Segment Start: Data for processing
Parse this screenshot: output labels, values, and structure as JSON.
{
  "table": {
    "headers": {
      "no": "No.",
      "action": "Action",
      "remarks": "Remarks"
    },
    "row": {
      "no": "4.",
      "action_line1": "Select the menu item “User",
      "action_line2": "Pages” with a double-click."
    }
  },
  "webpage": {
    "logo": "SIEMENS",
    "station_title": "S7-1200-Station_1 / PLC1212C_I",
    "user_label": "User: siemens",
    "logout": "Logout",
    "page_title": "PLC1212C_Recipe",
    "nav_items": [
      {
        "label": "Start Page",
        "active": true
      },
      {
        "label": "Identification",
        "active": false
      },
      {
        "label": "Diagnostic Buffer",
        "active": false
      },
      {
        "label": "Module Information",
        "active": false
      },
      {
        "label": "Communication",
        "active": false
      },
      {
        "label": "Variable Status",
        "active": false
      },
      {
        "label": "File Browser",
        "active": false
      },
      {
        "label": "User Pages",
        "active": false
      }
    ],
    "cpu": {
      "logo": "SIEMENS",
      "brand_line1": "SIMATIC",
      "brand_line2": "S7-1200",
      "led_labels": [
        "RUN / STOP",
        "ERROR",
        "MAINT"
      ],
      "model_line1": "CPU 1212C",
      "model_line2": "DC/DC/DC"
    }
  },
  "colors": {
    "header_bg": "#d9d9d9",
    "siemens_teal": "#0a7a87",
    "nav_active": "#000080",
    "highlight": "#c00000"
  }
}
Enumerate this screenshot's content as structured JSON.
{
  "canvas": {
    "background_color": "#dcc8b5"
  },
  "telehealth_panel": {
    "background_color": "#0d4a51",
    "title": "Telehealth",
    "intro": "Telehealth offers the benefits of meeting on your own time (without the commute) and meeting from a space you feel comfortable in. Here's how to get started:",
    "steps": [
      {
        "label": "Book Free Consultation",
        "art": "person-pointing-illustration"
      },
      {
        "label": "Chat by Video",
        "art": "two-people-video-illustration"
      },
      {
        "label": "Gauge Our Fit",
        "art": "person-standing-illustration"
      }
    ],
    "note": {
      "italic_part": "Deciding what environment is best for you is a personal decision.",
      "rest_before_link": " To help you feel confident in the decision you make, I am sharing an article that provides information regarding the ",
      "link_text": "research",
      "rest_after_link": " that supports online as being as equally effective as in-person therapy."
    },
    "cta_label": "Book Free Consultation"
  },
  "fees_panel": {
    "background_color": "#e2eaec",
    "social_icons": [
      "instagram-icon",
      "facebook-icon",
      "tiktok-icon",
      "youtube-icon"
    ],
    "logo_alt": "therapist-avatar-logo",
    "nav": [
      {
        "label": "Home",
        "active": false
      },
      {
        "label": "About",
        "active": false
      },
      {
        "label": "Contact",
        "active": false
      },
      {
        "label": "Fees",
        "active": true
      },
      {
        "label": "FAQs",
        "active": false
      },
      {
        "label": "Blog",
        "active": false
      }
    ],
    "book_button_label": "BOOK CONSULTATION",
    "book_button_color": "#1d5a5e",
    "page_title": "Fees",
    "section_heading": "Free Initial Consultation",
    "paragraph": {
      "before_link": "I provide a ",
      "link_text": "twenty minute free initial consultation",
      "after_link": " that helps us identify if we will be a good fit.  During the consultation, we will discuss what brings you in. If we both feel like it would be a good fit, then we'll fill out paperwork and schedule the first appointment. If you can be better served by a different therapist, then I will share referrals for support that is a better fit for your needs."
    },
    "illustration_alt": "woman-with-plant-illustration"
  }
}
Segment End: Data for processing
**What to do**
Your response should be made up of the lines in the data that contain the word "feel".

**Answer box**
    "intro": "Telehealth offers the benefits of meeting on your own time (without the commute) and meeting from a space you feel comfortable in. Here's how to get started:",
      "rest_before_link": " To help you feel confident in the decision you make, I am sharing an article that provides information regarding the ",
      "after_link": " that helps us identify if we will be a good fit.  During the consultation, we will discuss what brings you in. If we both feel like it would be a good fit, then we'll fill out paperwork and schedule the first appointment. If you can be better served by a different therapist, then I will share referrals for support that is a better fit for your needs."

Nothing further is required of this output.